Tally every line in the following material that has the word "Voltage" in it, and answer with that figure alone.

---------- Given information ----------

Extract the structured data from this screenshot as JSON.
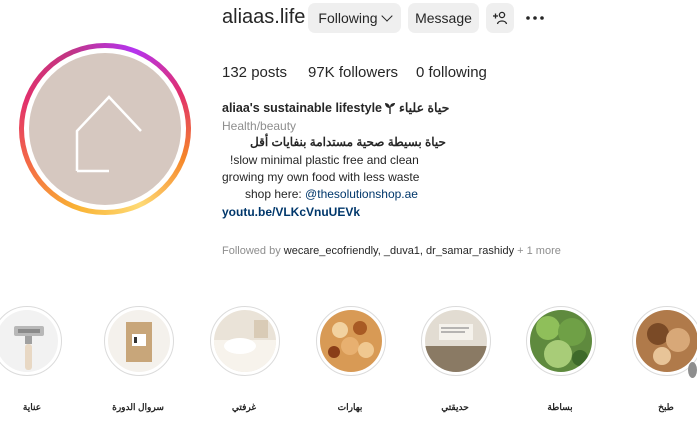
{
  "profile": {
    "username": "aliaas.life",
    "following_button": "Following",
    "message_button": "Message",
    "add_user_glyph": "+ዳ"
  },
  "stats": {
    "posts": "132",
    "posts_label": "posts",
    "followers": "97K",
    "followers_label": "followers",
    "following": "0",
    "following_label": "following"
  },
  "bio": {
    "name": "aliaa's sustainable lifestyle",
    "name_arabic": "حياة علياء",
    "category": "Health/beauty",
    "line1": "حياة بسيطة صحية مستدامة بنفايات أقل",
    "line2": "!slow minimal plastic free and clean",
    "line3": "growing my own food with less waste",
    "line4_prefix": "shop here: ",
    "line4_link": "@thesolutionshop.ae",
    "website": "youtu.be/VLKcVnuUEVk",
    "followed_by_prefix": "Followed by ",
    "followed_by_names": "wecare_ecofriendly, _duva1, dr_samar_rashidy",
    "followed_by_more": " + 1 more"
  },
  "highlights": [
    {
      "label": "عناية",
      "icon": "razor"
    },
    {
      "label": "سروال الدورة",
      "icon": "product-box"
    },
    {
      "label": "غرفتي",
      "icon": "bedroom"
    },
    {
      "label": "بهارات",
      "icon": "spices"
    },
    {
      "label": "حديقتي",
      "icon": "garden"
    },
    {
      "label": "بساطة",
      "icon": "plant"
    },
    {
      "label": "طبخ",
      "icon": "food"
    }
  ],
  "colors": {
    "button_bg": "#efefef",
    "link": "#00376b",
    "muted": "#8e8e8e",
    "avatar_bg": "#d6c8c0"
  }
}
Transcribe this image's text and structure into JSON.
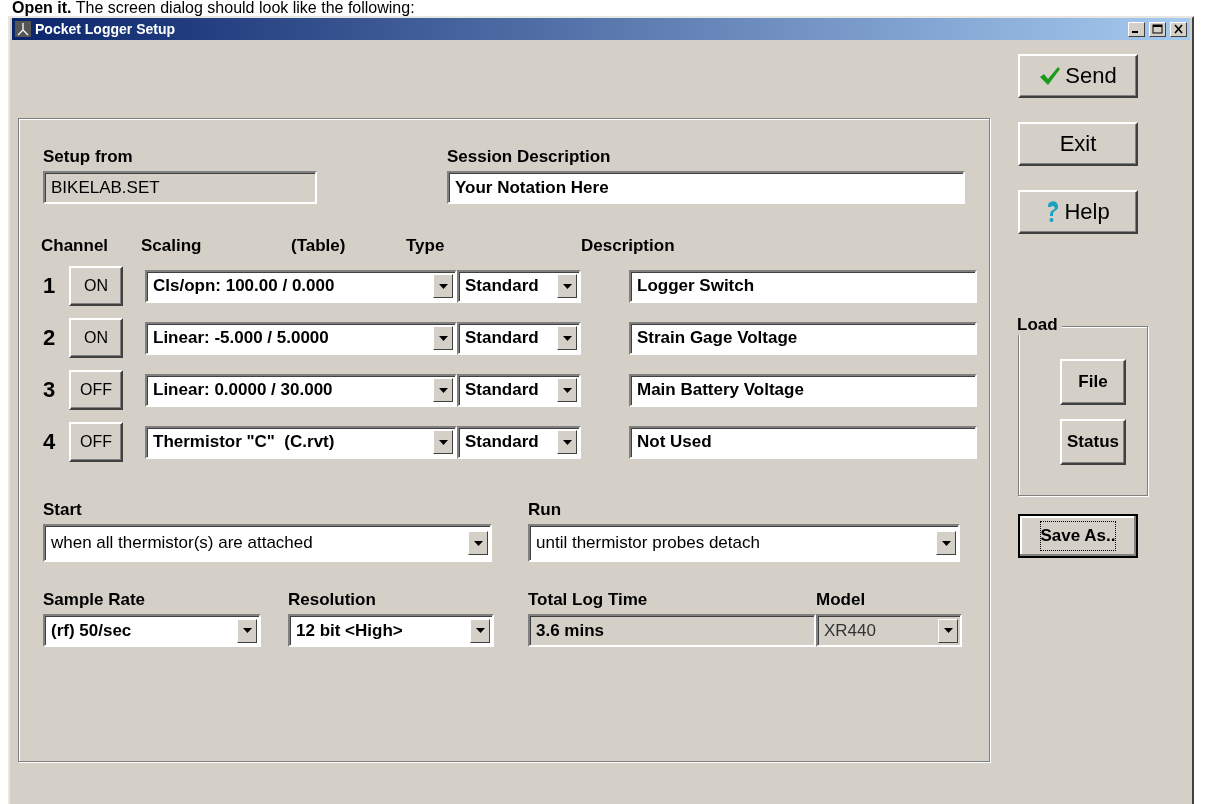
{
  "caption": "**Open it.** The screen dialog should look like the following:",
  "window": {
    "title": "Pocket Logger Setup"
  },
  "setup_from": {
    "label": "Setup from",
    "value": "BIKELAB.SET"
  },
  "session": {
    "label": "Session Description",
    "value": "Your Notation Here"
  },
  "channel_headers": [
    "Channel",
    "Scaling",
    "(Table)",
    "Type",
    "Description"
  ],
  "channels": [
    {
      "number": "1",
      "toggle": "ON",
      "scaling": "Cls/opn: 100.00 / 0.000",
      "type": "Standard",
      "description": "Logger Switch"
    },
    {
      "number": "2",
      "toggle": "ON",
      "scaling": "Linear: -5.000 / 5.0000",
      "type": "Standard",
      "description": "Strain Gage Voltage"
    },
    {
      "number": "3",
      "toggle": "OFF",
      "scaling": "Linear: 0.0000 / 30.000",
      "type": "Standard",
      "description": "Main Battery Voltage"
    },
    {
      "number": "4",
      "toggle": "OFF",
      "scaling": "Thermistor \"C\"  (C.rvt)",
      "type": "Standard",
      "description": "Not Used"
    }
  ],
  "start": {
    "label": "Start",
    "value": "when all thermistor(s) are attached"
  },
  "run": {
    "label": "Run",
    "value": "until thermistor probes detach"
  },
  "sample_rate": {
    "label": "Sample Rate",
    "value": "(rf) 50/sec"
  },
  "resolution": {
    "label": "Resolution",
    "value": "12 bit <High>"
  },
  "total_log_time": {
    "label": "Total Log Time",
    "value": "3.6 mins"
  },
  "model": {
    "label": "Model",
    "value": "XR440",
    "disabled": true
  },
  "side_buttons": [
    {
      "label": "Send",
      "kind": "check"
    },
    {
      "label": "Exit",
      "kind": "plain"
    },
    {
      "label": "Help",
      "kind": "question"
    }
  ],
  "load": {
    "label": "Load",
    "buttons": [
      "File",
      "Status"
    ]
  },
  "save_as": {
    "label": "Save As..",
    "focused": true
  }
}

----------
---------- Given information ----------

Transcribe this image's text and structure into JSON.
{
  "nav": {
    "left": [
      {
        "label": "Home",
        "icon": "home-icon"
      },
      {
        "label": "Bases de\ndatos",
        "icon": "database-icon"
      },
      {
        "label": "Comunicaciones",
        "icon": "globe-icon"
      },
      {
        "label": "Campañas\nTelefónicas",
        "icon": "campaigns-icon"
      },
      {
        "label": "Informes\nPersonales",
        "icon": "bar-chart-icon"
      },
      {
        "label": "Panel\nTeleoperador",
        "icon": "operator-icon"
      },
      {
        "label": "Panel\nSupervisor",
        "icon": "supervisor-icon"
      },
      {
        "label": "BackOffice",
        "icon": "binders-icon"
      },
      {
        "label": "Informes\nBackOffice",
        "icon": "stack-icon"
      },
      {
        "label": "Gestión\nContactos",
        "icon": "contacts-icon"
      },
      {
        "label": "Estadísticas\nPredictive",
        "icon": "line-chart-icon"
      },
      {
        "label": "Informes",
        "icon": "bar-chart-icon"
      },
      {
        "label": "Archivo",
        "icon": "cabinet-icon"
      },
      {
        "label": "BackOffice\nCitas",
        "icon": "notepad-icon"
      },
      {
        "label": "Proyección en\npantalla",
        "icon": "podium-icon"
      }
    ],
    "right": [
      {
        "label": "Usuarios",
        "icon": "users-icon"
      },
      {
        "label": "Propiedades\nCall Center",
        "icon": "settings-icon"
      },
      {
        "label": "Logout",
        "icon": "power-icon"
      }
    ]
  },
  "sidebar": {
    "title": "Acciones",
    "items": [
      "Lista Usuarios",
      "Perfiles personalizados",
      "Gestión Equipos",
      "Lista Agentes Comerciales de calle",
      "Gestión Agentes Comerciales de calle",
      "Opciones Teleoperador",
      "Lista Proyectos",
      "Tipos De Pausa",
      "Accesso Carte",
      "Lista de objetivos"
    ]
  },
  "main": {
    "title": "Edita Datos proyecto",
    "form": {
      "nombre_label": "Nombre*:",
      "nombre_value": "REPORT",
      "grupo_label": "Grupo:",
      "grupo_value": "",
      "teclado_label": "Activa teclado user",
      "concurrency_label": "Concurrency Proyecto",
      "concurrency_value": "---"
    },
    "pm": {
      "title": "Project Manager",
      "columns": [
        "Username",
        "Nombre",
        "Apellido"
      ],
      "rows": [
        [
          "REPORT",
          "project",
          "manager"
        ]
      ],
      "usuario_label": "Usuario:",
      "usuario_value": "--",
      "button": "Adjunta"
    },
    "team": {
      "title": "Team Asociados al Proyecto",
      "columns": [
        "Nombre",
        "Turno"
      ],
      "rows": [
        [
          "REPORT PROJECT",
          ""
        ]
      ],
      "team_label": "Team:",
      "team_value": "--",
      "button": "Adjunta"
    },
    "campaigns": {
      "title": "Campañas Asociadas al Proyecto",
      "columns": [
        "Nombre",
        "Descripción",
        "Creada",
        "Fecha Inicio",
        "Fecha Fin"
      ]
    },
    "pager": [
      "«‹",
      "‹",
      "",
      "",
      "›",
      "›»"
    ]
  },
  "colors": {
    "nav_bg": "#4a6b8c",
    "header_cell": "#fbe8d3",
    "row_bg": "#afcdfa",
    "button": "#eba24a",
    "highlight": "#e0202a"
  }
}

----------

**Answer area**
2